Web page and app entries:
::::::::
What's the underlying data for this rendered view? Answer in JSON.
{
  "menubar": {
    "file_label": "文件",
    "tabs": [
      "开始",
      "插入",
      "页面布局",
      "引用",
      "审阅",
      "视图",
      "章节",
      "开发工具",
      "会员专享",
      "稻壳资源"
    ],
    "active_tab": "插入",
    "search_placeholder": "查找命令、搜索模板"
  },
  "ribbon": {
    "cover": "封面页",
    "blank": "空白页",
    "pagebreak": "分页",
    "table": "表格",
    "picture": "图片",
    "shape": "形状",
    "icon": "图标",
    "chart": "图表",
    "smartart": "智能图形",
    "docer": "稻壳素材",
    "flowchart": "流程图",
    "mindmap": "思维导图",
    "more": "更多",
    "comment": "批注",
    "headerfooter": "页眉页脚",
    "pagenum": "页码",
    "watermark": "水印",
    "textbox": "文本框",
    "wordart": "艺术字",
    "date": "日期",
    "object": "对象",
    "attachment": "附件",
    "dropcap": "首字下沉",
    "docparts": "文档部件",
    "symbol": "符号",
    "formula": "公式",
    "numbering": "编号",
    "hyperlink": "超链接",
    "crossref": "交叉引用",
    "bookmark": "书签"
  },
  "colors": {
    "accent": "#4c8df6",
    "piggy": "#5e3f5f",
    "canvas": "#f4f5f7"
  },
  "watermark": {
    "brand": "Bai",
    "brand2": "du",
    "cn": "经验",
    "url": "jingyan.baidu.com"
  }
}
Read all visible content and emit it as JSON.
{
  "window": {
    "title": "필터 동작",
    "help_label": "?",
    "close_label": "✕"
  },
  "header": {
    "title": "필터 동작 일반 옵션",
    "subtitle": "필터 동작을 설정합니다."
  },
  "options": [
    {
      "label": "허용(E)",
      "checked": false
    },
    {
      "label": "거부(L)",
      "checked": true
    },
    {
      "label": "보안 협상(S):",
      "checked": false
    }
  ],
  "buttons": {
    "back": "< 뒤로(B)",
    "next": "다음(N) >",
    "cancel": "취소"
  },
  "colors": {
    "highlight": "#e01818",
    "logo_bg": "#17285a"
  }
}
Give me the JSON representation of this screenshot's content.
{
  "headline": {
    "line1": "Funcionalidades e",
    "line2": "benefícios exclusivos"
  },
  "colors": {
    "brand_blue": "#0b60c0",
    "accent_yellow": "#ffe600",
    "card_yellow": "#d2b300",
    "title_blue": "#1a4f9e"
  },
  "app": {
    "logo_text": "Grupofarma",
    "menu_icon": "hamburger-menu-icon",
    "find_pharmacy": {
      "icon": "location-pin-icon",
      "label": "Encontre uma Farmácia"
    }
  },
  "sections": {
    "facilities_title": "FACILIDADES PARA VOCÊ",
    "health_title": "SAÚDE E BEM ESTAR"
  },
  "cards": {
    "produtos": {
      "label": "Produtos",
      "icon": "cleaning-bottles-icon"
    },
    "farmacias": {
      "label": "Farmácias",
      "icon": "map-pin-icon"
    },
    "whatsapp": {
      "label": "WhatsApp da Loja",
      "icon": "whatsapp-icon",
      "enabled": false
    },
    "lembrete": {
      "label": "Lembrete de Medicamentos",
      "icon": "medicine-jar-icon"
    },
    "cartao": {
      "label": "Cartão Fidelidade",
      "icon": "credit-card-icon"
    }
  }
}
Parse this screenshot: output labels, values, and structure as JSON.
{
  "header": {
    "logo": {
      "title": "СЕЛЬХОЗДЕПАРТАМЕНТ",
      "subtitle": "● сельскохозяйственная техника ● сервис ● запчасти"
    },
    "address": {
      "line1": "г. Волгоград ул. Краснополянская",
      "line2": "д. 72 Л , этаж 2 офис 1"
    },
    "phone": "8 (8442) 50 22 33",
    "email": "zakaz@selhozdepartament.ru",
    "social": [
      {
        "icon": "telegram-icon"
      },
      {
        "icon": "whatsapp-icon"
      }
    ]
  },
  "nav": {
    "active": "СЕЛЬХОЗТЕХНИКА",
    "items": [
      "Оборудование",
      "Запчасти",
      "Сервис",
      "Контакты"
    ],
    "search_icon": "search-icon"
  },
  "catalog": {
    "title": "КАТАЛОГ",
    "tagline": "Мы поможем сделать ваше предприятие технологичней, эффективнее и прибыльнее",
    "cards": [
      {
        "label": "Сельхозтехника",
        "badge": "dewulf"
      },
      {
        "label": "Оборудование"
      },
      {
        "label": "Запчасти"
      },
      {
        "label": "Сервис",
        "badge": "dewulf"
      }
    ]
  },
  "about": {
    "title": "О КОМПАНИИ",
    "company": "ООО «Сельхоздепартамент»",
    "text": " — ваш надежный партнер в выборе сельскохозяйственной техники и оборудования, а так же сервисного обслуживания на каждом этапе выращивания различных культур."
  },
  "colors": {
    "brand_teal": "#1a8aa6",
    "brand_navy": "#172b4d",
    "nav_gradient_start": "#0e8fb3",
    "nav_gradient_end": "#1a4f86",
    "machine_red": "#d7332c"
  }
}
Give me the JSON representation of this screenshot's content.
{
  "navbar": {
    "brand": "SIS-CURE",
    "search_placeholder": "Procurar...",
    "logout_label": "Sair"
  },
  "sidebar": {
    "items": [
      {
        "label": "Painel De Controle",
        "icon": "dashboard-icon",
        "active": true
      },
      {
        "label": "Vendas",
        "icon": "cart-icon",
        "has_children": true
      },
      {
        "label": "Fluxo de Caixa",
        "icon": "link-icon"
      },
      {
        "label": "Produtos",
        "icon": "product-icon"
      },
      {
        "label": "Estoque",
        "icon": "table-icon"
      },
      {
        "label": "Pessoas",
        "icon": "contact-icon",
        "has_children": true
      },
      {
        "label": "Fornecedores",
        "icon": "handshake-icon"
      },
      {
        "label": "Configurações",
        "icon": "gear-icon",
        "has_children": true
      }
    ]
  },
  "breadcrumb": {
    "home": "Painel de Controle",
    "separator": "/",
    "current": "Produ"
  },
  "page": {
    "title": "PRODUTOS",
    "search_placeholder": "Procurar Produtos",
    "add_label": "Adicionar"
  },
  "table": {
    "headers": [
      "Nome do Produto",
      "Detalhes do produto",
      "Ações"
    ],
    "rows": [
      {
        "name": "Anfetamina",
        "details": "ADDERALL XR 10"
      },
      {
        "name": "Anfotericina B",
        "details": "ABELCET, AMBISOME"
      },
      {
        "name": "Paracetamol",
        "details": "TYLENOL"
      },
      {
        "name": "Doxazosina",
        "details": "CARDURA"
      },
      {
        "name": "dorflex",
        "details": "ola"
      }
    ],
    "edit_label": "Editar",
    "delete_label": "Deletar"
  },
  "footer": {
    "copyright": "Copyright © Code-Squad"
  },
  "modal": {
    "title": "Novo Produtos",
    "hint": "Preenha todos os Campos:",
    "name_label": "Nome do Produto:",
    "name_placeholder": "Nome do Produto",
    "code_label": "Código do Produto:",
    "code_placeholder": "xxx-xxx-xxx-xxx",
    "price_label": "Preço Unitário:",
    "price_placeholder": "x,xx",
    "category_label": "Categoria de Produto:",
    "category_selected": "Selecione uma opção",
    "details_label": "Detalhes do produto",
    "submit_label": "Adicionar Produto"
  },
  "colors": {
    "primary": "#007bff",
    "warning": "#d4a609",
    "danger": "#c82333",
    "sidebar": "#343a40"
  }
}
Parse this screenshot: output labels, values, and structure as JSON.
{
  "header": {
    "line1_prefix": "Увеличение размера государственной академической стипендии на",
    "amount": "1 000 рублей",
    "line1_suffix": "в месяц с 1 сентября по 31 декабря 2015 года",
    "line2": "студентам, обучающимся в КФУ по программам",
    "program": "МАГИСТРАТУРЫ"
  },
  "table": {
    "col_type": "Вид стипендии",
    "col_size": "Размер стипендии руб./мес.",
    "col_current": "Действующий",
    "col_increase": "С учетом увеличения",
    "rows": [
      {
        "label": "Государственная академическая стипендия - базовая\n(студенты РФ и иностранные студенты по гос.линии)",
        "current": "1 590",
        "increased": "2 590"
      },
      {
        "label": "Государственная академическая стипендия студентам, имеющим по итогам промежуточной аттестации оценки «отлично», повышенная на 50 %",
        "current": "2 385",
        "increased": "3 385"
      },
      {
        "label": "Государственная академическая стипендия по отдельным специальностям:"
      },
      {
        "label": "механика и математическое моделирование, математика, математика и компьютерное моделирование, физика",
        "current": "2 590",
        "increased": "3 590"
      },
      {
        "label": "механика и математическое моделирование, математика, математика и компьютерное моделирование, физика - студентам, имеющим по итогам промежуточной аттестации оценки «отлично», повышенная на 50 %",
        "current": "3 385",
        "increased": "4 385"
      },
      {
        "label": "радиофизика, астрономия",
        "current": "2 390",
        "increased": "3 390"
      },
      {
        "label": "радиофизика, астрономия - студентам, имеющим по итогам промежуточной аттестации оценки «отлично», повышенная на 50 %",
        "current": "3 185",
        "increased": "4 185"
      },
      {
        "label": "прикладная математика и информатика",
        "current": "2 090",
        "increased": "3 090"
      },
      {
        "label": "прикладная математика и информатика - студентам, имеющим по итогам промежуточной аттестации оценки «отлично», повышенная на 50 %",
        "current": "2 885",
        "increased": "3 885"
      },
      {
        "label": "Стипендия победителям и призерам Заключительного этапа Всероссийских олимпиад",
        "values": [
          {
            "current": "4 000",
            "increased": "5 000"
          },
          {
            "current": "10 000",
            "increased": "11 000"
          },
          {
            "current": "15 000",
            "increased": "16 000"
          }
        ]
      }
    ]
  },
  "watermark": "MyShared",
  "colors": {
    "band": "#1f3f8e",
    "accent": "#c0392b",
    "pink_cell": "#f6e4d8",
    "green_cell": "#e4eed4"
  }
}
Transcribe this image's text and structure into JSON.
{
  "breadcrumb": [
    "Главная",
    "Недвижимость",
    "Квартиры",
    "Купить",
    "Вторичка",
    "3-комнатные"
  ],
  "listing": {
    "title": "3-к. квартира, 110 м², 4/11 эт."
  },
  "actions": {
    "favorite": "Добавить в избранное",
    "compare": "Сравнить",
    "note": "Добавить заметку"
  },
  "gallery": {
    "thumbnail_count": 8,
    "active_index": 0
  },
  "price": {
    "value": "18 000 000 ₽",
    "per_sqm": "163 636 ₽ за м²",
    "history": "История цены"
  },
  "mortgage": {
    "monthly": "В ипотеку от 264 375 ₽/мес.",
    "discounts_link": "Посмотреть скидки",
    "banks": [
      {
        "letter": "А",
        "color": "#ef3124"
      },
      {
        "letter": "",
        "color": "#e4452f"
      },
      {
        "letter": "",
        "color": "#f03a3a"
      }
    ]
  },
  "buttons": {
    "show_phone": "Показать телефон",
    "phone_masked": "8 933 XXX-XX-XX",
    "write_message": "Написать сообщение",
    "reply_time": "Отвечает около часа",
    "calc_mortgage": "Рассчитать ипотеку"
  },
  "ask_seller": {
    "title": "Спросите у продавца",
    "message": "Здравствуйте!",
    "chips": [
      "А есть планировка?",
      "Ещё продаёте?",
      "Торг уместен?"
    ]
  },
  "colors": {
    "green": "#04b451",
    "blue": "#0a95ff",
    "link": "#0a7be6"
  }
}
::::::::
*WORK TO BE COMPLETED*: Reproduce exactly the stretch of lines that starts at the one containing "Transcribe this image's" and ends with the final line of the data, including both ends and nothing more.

*FINAL ANSWER*:
Transcribe this image's text and structure into JSON.
{
  "breadcrumb": [
    "Главная",
    "Недвижимость",
    "Квартиры",
    "Купить",
    "Вторичка",
    "3-комнатные"
  ],
  "listing": {
    "title": "3-к. квартира, 110 м², 4/11 эт."
  },
  "actions": {
    "favorite": "Добавить в избранное",
    "compare": "Сравнить",
    "note": "Добавить заметку"
  },
  "gallery": {
    "thumbnail_count": 8,
    "active_index": 0
  },
  "price": {
    "value": "18 000 000 ₽",
    "per_sqm": "163 636 ₽ за м²",
    "history": "История цены"
  },
  "mortgage": {
    "monthly": "В ипотеку от 264 375 ₽/мес.",
    "discounts_link": "Посмотреть скидки",
    "banks": [
      {
        "letter": "А",
        "color": "#ef3124"
      },
      {
        "letter": "",
        "color": "#e4452f"
      },
      {
        "letter": "",
        "color": "#f03a3a"
      }
    ]
  },
  "buttons": {
    "show_phone": "Показать телефон",
    "phone_masked": "8 933 XXX-XX-XX",
    "write_message": "Написать сообщение",
    "reply_time": "Отвечает около часа",
    "calc_mortgage": "Рассчитать ипотеку"
  },
  "ask_seller": {
    "title": "Спросите у продавца",
    "message": "Здравствуйте!",
    "chips": [
      "А есть планировка?",
      "Ещё продаёте?",
      "Торг уместен?"
    ]
  },
  "colors": {
    "green": "#04b451",
    "blue": "#0a95ff",
    "link": "#0a7be6"
  }
}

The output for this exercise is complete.